I’m grateful to the ants for one reason only. Several years ago they played a part in my writing journey. The year I turned forty, I shared my ant-battling pain in an email to several friends. Their response changed the direction of my life.
First, the original email (Note: my kids were 11, 9 and 7 at the time.):
“As I stare down my fortieth birthday, I think I’m experiencing growing pains.
“Jon worked a late shift on Friday, leaving me to battle the kids and the ants alone. The ants were my primary worry as they were infesting my kitchen at an alarming rate, so I allowed the kids to park themselves in front of the TV downstairs while I caulked and cleaned and set out poison.
“When I finally rejoined my family, the girls were consuming a game show called “Identity”, in which a contestant must try to match ten people with their descriptors, such as Ex-Boy Band Member or Jiu Jitsu Master. The current contestant had won $100,000 and was working on naming the remaining four panelists. Their descriptors were: Born in Japan; Clown; PTA Mom; and Thirty-Five-Year-Old. They were all thin, pretty women draped in cast-offs from Vanna’s closet.
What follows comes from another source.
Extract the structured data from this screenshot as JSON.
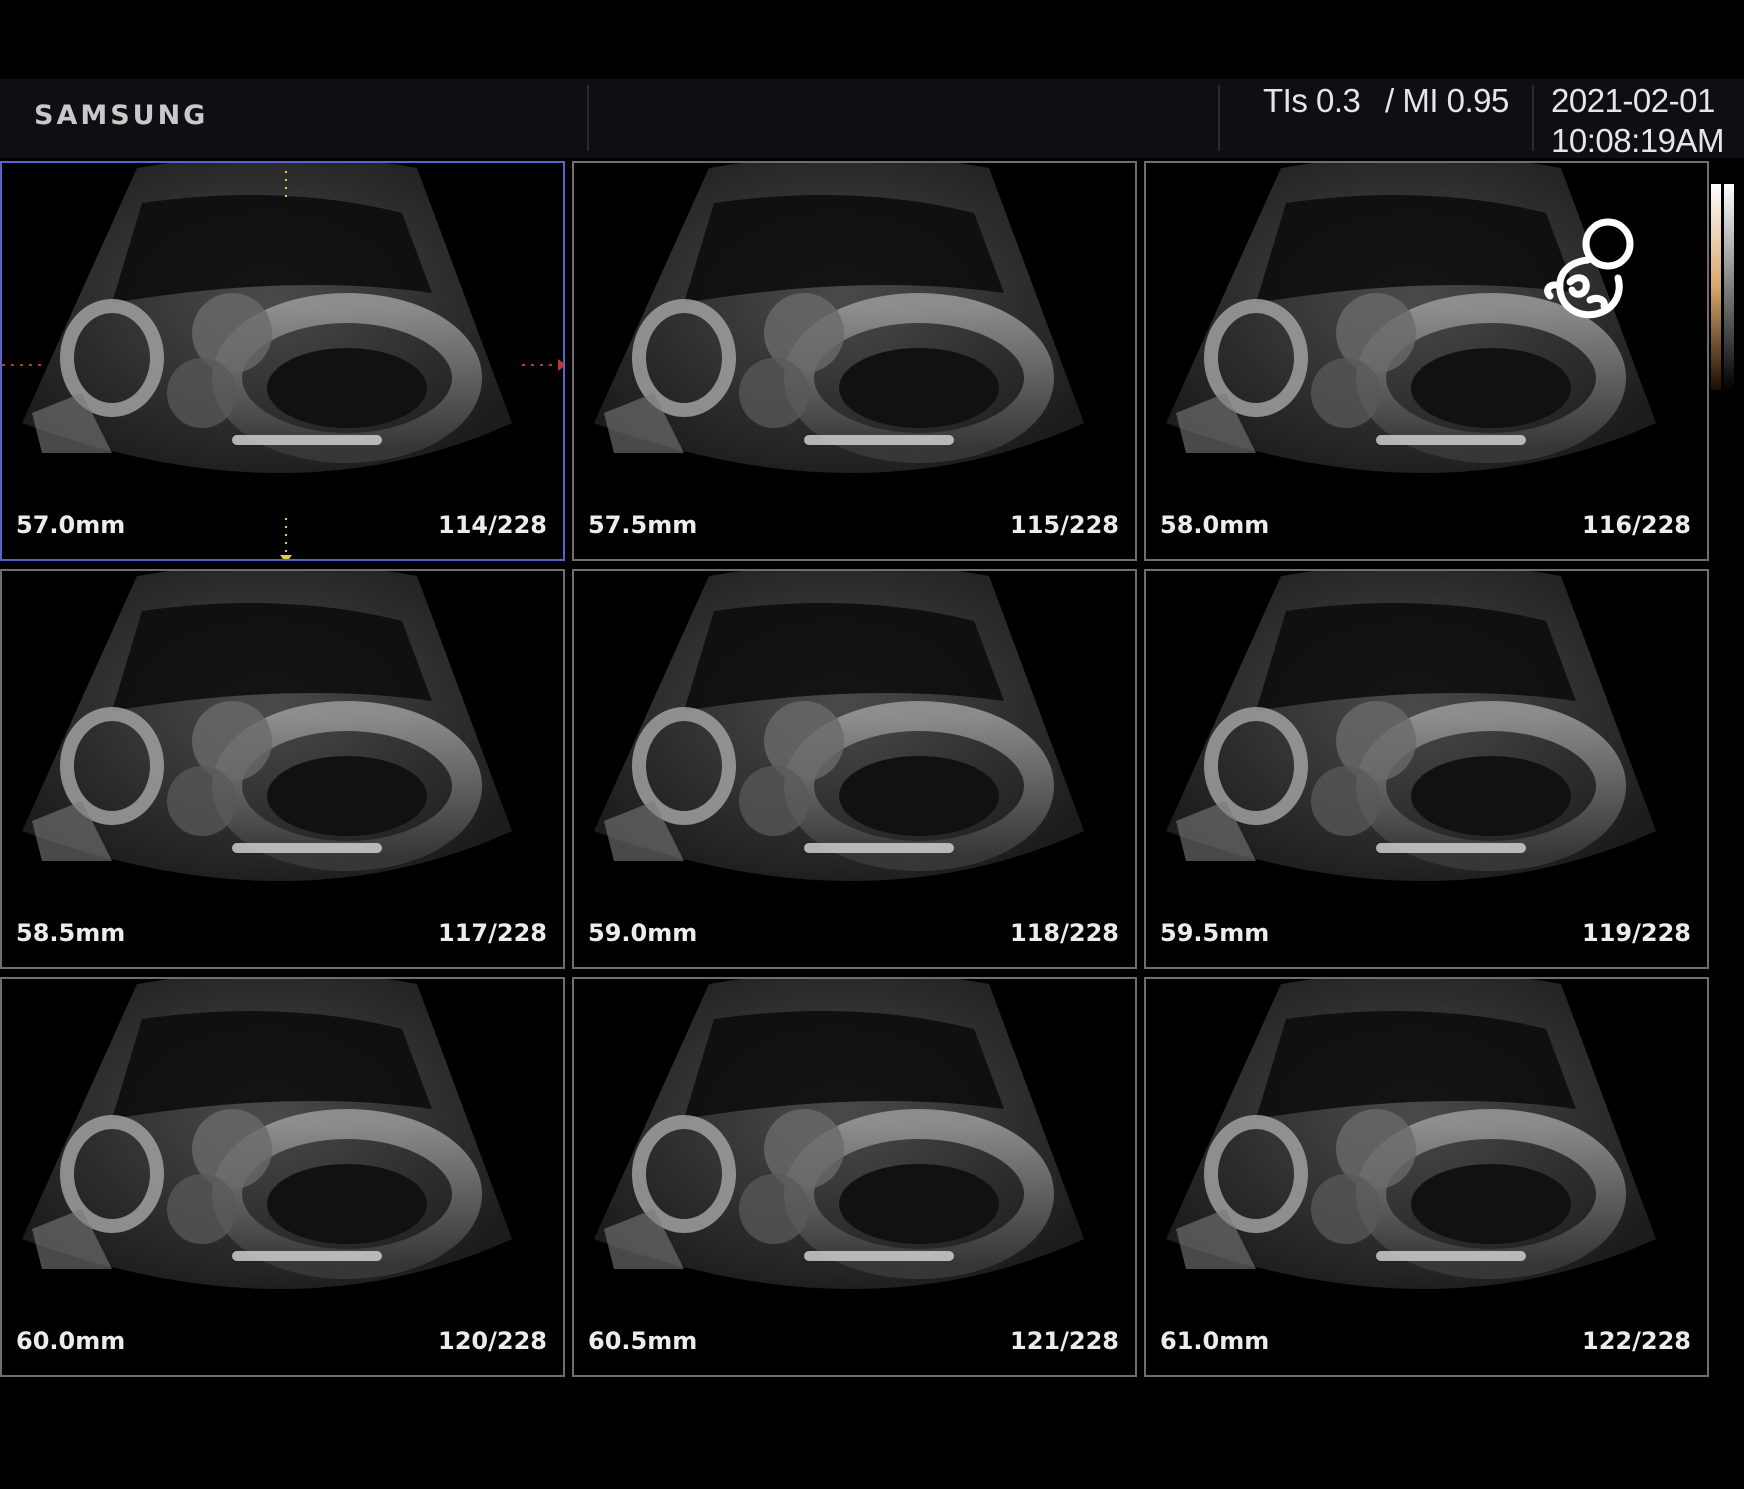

“My kids could not figure out the puzzle. As their eyes traveled from me to the screen and back, they kept repeating that none of these women could possibly be a PTA mom or thirty-five years old. We were not kept in suspense for long. The contestant decided to quit and walk away with her $100,000 prize, and all was revealed. The PTA mom wore a halter-neck evening gown, her makeup worthy of a Vogue photo shoot. “Clever disguise!” said my girls. The kicker, though, was the thirty-five-year-old woman. She turned out to be the shapely one in the pink Madonna-style bustier.
“Wow!” said Betsy with wonder in her voice. “She has really kept her figure!”
“As I rounded up Matt and shooed him toward bed, Betsy and Emily changed the channel. Half an hour later I sat back down with them to watch the end of “What Not to Wear.” This week’s victim was a forty-year-old woman who had lost thirty pounds, but hadn’t changed her wardrobe to match her new image. Poor old thing! We watched Stacy and Clinton jump through all the usual hoops (“Fitted jacket! Trousers that fit you! Pointy shoes!”), and then came the local commentary.
“Mom,” Emily said, “Betsy is right. You do wear mom jeans. We were thinking about turning you in to ‘What Not to Wear,’ but we don’t know their phone number.”
“Maybe I’ve been trying to eradicate the wrong household pest. At least the ants don’t sting. And they seem to like my cooking.”
The ants were gone the next morning. I would have forgotten the whole episode if I hadn’t written that email. The act of writing relieved my feelings, but my readers’ reaction changed my life. They laughed. They sympathized. But they also said, “This is good enough to be in a magazine,” and “Where’d you learn to write like that?”
They knocked me off-balance. Would people really be interested in what I have to say? Could I ever be a legitimate writer? I’d closed the door on my writing dreams when I graduated from high school, but their encouragement pushed that door open again. I didn’t step through it for five more years, but it was the beginning.
To the friends who encouraged me: Thank you. You have no idea how grateful I am. Without your words, I’d still be an unhappy preschool teacher. Think of the children you’ve rescued! You certainly helped to rescue me.
To everyone else: Please don’t wait to encourage those around you. You might change a life.